A History of the First World War in 100 Moments

Peace without magnanimity - the summit in a railway siding that ended the fighting
Scottish independence: How the Commonwealth Games could swing the vote

Scottish independence: How the Commonwealth Games could swing the vote

In the final part of our series, Chris Green arrives in Glasgow - a host city struggling to keep the politics out of its celebration of sport
Out in the cold: A writer spends a night on the streets and hears the stories of the homeless

A writer spends a night on the streets

Rough sleepers - the homeless, the destitute and the drunk - exist in every city. Will Nicoll meets those whose luck has run out
Striking new stations, high-speed links and (whisper it) better services - the UK's railways are entering a new golden age

UK's railways are entering a new golden age

New stations are opening across the country and our railways appear to be entering an era not seen in Britain since the early 1950s
Conchita Wurst becomes a 'bride' on the Paris catwalk - and proves there is life after Eurovision

Conchita becomes a 'bride' on Paris catwalk

Alexander Fury salutes the Eurovision Song Contest winner's latest triumph
Pétanque World Championship in Marseilles hit by

Pétanque 'world cup' hit by death threats

This year's most acrimonious sporting event took place in France, not Brazil. How did pétanque get so passionate?
Whelks are healthy, versatile and sustainable - so why did we stop eating them in the UK?

Why did we stop eating whelks?

Whelks were the Victorian equivalent of the donor kebab and our stocks are abundant. So why do we now export them all to the Far East?
10 best women's sunglasses

In the shade: 10 best women's sunglasses

From luxury bespoke eyewear to fun festival sunnies, we round up the shades to be seen in this summer
Germany vs Argentina World Cup 2014: Lionel Messi? Javier Mascherano is key for Argentina...

World Cup final: Messi? Mascherano is key for Argentina...

No 10 is always centre of attention but Barça team-mate is just as crucial to finalists’ hopes
Siobhan-Marie O’Connor: Swimmer knows she needs Glasgow joy on road to Rio

Siobhan-Marie O’Connor: Swimmer needs Glasgow joy on road to Rio

18-year-old says this month’s Commonwealth Games are a key staging post in her career before time slips away
The true Gaza back-story that the Israelis aren’t telling this week

The true Gaza back-story that the Israelis aren’t telling this week

A future Palestine state will have no borders and be an enclave within Israel, surrounded on all sides by Israeli-held territory, says Robert Fisk
A History of the First World War in 100 Moments: The German people demand an end to the fighting

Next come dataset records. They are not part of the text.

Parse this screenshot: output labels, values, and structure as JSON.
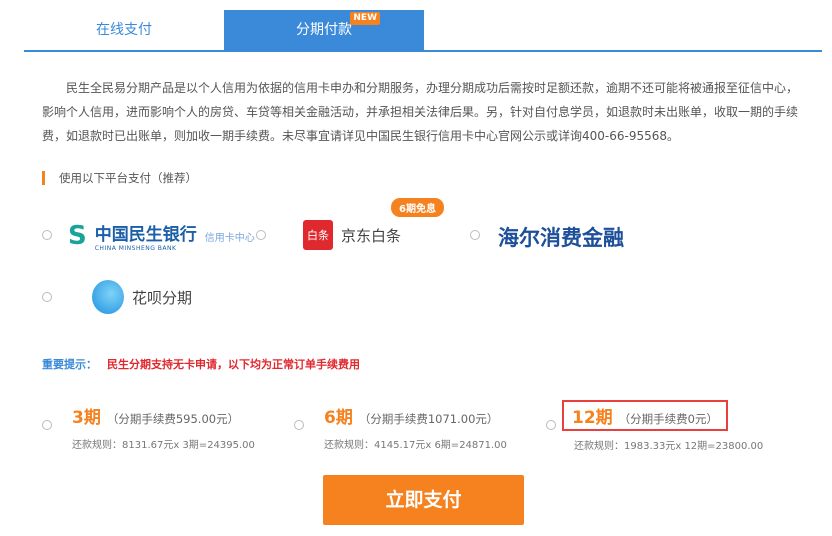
{
  "tabs": [
    {
      "label": "在线支付"
    },
    {
      "label": "分期付款",
      "badge": "NEW"
    }
  ],
  "description": "民生全民易分期产品是以个人信用为依据的信用卡申办和分期服务，办理分期成功后需按时足额还款，逾期不还可能将被通报至征信中心，影响个人信用，进而影响个人的房贷、车贷等相关金融活动，并承担相关法律后果。另，针对自付息学员，如退款时未出账单，收取一期的手续费，如退款时已出账单，则加收一期手续费。未尽事宜请详见中国民生银行信用卡中心官网公示或详询400-66-95568。",
  "section_title": "使用以下平台支付（推荐）",
  "platforms": [
    {
      "name": "中国民生银行",
      "sub": "CHINA MINSHENG BANK",
      "extra": "信用卡中心"
    },
    {
      "name": "京东白条",
      "icon_text": "白条",
      "badge": "6期免息"
    },
    {
      "name": "海尔消费金融"
    },
    {
      "name": "花呗分期"
    }
  ],
  "notice": {
    "label": "重要提示：",
    "text": "民生分期支持无卡申请，以下均为正常订单手续费用"
  },
  "plans": [
    {
      "term": "3期",
      "fee": "（分期手续费595.00元）",
      "rule": "还款规则：8131.67元x 3期=24395.00"
    },
    {
      "term": "6期",
      "fee": "（分期手续费1071.00元）",
      "rule": "还款规则：4145.17元x 6期=24871.00"
    },
    {
      "term": "12期",
      "fee": "（分期手续费0元）",
      "rule": "还款规则：1983.33元x 12期=23800.00"
    }
  ],
  "pay_button": "立即支付",
  "colors": {
    "accent": "#3a8ad9",
    "orange": "#f5821f",
    "red": "#e0282f"
  }
}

A History of the First World War in 100 Moments

The German people demand an end to the fighting
New play by Oscar Wilde's grandson reveals what the Irish wit said at his trials

New play reveals what Oscar Wilde said at trials

For a century, what Wilde actually said at his trials was a mystery. But the recent discovery of shorthand notes changed that. Now his grandson Merlin Holland has turned them into a play
Can scientists save the world's sea life from

Can scientists save our sea life?

By the end of the century, the only living things left in our oceans could be plankton and jellyfish. Alex Renton meets the scientists who are trying to turn the tide
Richard III, Trafalgar Studios, review: Martin Freeman gives highly intelligent performance

Richard III review

Martin Freeman’s psychotic monarch is big on mockery but wanting in malice